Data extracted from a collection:
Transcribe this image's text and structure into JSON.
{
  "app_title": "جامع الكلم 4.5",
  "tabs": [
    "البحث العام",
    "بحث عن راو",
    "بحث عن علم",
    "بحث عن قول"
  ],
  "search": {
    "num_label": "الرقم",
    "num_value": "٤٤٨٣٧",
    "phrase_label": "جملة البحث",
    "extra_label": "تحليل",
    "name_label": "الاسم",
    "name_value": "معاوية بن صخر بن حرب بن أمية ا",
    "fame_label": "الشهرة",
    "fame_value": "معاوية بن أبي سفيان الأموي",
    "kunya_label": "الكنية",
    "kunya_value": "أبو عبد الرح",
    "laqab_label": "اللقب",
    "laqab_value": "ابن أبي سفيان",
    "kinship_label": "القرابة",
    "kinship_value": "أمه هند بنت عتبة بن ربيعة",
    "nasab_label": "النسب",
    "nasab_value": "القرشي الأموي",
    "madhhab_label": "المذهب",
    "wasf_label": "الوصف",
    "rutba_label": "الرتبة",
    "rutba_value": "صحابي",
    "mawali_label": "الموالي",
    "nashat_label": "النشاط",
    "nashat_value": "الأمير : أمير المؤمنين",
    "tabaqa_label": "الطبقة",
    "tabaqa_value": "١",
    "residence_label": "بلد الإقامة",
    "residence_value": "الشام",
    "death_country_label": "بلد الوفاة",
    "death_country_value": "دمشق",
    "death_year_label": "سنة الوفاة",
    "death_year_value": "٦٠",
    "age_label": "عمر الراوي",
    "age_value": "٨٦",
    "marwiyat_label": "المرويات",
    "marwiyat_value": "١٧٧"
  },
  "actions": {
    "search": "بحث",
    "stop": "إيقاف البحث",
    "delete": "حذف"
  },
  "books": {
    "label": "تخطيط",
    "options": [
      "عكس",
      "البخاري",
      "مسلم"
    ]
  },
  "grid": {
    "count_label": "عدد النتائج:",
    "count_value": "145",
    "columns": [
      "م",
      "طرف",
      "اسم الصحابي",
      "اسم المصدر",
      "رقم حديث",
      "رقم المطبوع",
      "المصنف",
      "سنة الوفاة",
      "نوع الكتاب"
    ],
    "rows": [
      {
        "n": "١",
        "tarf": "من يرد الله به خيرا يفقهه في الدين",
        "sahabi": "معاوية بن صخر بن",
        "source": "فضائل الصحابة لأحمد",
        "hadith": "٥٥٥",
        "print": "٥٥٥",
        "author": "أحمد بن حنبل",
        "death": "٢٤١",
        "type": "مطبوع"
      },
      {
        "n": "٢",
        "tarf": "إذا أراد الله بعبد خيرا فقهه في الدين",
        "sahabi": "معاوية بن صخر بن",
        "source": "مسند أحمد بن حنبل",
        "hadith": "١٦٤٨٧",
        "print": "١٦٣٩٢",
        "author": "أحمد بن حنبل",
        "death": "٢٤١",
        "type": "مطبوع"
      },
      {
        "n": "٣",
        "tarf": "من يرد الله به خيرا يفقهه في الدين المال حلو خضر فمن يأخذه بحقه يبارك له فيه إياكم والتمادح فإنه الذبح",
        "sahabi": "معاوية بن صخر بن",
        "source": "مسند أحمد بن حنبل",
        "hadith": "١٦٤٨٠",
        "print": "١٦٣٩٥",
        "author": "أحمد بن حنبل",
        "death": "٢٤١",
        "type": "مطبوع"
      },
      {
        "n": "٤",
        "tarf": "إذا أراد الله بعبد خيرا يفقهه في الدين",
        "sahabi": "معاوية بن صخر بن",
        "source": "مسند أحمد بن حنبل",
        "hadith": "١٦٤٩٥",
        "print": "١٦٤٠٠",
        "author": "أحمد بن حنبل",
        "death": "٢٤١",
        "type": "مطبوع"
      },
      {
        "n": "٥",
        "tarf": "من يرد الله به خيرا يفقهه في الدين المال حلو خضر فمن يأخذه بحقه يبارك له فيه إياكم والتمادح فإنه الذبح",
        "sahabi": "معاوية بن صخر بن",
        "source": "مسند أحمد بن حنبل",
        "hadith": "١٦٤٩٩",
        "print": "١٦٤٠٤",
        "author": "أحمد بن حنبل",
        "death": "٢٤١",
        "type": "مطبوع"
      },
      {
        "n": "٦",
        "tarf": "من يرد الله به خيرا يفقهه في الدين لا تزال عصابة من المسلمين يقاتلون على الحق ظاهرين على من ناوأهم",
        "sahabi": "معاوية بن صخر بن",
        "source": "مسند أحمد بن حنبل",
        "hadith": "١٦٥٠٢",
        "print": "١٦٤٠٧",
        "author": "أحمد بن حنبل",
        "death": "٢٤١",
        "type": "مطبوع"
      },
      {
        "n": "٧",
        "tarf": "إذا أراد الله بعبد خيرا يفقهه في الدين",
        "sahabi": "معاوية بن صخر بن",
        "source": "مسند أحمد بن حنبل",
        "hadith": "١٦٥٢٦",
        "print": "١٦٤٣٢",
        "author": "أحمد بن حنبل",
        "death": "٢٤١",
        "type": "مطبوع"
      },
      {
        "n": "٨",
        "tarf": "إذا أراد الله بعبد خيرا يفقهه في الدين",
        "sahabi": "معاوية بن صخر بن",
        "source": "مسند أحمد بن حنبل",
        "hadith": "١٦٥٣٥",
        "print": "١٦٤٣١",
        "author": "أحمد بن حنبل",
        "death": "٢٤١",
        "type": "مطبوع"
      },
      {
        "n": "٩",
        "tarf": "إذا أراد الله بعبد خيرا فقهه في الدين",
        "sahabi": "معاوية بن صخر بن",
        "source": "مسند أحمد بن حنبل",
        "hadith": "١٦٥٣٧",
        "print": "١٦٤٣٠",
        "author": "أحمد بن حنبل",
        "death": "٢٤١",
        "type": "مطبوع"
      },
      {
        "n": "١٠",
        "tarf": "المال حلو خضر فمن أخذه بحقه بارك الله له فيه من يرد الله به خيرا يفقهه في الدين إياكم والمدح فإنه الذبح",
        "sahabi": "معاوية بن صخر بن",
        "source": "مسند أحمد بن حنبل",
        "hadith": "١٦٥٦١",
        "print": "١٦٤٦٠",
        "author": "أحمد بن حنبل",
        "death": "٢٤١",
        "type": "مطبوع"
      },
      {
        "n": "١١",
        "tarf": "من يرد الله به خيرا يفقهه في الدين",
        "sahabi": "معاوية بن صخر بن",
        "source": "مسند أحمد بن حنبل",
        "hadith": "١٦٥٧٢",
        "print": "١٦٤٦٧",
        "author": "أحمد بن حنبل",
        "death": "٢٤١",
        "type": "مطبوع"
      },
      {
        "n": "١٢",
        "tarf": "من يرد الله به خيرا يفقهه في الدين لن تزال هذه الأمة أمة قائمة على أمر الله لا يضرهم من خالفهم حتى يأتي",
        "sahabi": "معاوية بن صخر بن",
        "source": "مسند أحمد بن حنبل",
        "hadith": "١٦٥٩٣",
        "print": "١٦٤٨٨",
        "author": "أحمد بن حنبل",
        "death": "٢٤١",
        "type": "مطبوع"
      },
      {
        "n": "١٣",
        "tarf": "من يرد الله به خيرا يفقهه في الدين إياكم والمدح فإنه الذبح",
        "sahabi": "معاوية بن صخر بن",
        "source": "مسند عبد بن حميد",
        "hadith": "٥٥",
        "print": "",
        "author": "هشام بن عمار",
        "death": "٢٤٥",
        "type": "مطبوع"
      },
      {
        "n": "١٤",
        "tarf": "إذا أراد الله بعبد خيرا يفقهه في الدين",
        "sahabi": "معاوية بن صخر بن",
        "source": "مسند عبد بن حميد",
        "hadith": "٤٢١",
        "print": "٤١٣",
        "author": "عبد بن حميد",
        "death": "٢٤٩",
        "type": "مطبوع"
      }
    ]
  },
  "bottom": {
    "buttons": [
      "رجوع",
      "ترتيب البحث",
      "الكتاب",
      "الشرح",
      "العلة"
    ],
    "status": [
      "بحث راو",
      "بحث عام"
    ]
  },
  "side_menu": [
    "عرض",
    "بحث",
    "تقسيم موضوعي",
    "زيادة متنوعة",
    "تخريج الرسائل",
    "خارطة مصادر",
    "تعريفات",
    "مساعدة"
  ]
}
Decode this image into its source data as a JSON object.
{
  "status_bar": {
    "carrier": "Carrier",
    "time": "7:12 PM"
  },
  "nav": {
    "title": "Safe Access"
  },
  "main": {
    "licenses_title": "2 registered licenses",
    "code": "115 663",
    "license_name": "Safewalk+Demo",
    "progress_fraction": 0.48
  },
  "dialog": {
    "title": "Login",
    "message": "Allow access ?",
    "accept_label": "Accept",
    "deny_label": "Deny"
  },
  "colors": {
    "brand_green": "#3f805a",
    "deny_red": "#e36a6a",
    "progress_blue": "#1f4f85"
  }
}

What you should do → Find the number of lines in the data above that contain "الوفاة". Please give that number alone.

Task result → 3